Dale Austin Jr., associate pastor, Wakeminster Baptist Church, Raleigh
May 17, 2010
3 MIN READ TIME

Bible Studies for Life Lesson for May 30: From This Day Forward

Bible Studies for Life Lesson for May 30: From This Day Forward
Dale Austin Jr., associate pastor, Wakeminster Baptist Church, Raleigh
May 17, 2010

Focal Passages: Psalms
51:6-10; Song of Songs 2:15; Acts 18:24-26; Romans 16:3-5a


Marriage is the never ending
construction project. I don’t know about most of you, but my projects around
the house never seem to end. Cleaning out my garage has taken on a life of its
own, and the end is nowhere in sight. A simple definition of marriage from my
dictionary is “a never ending home project.”

Marriage requires that both
partners give 100 percent each to continually building and improving this
relationship. In this week’s Bible study, we will explore some of the
requirements to continue to build on our marriages from this day forward.

The scripture passage from
Psalms 51 deals with a way to better communicate with God, and we can take this
example and expand it into communicating with our spouse.
God desires integrity
(truthfulness) from us. There are eight petitions that David notes in this
scripture passage to have a growing relationship with God.

  1. David asked to be
    purified. We also need to admit to each other when we have messed up.
    Confession is a requirement in our relationship with God and with our spouse.
  2. David asked to be washed
    and made whiter than snow. God was going to forgive David. We need to put this
    example into practice and forgive each other.
  3. David asked to experience
    joy and gladness. There is no joy when we are in the midst of sin against God
    or our spouse. We have to come to the realization that our sins bleed the joy
    out of our marriage too.
  4. David requested that his
    crushed bones rejoice again. There is no joy like that of being truly forgiven.
    Marriages that have endured any number of problems can have this same rejoicing
    when forgiveness enters the relationship.
  5. David begged for God to
    turn His face away from his sins. David was not asking God to just ignore the
    problem and look the other way, but he asked God to remember the sin no longer.
    This is a key point in our marriage relationship — when a past sin has been
    confessed and forgiven, it should never be brought back up during a future
    argument lest the wound be reopened.
  6. David pleaded to have
    this guilt blotted out. Our slates should be wiped clean in our marriage.
  7. David petitioned for the
    creation of a clean heart. Some marriages need a new beginning. Some sins can
    penetrate so deeply and hurt so profoundly that only God can help us repair
    them. The word here for “create” a new heart means that something new and pure
    is created by God.
  8. David asked for a
    steadfast spirit. Marriage is not complete without a spiritual relationship
    with God through His Son, Jesus the Messiah. Our marriage relationships need to
    have Jesus as the foundation.

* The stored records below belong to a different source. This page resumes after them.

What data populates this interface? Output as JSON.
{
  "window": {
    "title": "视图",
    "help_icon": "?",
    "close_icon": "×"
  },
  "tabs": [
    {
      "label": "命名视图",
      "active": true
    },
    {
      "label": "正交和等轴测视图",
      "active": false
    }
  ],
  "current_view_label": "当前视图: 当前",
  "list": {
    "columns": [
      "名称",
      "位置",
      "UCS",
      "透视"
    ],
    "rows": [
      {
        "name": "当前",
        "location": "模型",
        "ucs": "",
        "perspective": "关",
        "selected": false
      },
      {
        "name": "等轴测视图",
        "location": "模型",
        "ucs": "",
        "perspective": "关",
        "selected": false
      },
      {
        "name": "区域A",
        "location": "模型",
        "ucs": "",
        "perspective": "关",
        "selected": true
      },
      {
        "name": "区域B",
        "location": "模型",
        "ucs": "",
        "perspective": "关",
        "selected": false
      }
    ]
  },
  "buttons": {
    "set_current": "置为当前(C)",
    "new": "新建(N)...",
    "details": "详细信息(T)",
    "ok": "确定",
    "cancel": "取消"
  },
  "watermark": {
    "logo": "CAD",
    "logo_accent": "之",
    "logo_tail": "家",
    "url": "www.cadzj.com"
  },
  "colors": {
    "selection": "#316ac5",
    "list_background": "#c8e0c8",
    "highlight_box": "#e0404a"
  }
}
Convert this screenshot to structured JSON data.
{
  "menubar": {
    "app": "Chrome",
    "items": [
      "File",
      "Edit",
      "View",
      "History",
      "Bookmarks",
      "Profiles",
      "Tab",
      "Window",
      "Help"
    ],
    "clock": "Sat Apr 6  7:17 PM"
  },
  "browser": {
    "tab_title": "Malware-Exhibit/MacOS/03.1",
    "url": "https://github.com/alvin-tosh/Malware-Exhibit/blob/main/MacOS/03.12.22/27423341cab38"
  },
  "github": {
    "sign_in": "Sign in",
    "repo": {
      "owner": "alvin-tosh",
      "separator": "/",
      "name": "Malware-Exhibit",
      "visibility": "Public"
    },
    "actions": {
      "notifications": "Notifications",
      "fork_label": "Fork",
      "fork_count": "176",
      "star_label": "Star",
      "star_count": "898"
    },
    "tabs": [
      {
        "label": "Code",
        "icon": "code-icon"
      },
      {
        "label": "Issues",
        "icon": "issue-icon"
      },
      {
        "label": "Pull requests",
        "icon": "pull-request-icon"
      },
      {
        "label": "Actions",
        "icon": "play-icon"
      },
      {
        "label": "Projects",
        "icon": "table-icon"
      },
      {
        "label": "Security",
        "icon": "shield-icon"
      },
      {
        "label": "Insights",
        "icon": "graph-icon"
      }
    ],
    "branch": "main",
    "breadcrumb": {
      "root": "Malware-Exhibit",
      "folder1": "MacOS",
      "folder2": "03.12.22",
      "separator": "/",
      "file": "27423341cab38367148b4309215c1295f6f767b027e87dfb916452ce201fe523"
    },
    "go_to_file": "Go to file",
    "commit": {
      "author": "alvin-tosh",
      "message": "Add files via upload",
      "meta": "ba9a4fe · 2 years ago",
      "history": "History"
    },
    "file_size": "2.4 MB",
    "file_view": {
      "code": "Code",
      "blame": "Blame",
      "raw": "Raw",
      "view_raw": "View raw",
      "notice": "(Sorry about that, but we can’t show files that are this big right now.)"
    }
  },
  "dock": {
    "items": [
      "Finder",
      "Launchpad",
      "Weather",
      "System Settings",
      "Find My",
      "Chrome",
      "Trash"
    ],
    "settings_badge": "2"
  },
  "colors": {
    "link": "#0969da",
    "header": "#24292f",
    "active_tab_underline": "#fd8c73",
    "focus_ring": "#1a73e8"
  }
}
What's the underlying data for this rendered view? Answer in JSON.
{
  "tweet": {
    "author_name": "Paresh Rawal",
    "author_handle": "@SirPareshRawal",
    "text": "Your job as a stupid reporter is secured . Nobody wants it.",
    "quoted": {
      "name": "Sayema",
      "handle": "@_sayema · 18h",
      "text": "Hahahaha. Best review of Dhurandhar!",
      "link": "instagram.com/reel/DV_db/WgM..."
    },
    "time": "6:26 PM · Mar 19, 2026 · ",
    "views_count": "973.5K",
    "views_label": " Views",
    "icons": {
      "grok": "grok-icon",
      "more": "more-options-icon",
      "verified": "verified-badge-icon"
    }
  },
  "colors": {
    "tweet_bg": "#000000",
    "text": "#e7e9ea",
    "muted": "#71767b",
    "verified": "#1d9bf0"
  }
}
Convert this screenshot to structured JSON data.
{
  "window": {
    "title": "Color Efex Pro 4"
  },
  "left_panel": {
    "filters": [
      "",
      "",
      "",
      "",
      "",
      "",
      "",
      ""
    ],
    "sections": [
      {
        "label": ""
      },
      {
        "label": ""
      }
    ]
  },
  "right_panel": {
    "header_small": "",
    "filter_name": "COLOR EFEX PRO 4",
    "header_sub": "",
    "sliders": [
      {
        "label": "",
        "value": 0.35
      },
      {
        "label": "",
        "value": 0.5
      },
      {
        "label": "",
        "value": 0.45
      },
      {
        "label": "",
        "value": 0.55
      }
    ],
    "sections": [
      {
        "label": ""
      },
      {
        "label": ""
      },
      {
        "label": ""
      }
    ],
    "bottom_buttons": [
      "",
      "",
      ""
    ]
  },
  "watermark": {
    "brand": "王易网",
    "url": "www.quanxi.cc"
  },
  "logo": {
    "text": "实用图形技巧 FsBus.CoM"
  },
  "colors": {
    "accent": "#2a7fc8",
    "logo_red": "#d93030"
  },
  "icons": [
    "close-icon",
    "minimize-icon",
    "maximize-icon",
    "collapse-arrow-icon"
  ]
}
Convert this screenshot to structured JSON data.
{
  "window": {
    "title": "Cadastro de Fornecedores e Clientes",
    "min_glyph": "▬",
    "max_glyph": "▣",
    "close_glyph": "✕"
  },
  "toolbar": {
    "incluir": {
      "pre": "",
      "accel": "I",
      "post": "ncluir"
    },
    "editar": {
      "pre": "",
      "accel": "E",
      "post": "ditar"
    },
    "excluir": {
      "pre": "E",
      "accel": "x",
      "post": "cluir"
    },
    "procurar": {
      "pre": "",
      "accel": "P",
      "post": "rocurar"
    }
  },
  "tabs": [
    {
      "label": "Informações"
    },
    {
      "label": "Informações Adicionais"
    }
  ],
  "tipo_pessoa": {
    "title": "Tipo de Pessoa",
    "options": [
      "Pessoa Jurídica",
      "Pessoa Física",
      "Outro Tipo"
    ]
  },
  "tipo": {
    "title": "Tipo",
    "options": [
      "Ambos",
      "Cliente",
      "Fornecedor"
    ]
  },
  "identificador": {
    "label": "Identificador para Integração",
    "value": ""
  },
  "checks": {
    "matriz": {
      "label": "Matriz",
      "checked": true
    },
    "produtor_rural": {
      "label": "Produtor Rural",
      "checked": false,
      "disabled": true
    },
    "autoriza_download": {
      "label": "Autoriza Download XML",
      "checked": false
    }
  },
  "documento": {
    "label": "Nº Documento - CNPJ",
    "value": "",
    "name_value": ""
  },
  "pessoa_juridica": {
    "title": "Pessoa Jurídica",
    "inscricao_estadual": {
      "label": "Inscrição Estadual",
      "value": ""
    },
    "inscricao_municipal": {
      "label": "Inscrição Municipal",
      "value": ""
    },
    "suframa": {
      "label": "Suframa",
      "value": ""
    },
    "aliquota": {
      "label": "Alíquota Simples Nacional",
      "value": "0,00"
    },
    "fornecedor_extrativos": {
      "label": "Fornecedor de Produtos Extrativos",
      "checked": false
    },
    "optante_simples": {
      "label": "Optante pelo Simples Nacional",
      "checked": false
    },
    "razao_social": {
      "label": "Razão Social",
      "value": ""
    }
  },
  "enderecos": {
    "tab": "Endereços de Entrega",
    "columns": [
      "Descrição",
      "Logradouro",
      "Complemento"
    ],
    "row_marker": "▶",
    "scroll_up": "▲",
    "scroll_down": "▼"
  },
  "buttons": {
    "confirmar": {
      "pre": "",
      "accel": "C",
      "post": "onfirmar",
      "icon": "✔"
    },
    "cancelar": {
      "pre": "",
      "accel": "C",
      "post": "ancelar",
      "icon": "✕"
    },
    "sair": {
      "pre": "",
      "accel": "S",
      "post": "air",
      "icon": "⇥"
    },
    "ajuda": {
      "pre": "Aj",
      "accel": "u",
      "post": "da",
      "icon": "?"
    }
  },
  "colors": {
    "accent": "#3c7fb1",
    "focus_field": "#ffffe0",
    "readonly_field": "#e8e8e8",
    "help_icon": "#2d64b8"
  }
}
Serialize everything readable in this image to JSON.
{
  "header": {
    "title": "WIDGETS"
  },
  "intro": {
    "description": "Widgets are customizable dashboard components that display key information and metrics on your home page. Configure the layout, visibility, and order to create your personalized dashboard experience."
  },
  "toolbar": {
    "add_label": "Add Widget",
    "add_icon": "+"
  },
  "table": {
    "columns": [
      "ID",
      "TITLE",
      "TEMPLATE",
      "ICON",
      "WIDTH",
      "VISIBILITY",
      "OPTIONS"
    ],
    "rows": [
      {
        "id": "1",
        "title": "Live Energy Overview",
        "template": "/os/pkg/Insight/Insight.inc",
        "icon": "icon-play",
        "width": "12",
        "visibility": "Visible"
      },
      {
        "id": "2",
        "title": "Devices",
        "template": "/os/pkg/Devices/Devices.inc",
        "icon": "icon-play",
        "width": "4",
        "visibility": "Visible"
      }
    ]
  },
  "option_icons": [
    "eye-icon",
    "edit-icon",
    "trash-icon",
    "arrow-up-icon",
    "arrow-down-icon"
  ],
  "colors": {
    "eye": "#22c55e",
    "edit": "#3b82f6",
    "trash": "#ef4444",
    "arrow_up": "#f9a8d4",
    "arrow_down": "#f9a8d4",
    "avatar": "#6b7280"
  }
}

In marriage, little issues
can grow into big issues or even major sins if ignored.

Communication with our
spouse and with God is vital to keep this special relationship growing.